- Description of the task
Show every line from the data below that includes "Linked".

- Opening Delimiter -

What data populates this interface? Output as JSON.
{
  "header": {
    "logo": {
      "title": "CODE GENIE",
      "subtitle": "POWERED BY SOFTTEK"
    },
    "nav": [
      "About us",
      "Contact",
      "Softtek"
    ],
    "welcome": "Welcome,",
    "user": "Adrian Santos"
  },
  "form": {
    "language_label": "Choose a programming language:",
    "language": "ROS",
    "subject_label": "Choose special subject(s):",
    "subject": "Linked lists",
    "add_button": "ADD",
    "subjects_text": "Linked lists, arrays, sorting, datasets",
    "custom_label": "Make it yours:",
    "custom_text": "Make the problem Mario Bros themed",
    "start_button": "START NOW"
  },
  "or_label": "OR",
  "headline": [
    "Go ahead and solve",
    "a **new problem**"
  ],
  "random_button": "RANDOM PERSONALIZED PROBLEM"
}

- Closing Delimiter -
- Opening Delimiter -

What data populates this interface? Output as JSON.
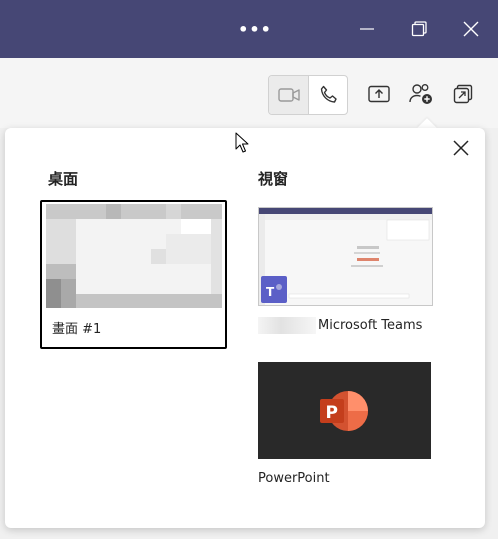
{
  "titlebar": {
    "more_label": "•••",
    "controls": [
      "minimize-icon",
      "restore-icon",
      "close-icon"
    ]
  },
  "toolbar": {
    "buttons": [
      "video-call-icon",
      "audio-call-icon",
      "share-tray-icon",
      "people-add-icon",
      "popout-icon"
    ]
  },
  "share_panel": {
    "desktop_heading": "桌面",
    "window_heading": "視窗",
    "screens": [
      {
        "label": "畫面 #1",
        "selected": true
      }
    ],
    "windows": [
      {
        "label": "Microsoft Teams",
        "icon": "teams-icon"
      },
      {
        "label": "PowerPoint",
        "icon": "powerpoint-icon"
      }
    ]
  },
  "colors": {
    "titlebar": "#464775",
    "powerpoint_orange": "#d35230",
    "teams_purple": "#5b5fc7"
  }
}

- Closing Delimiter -

- The answer
    "subject": "Linked lists",
    "subjects_text": "Linked lists, arrays, sorting, datasets",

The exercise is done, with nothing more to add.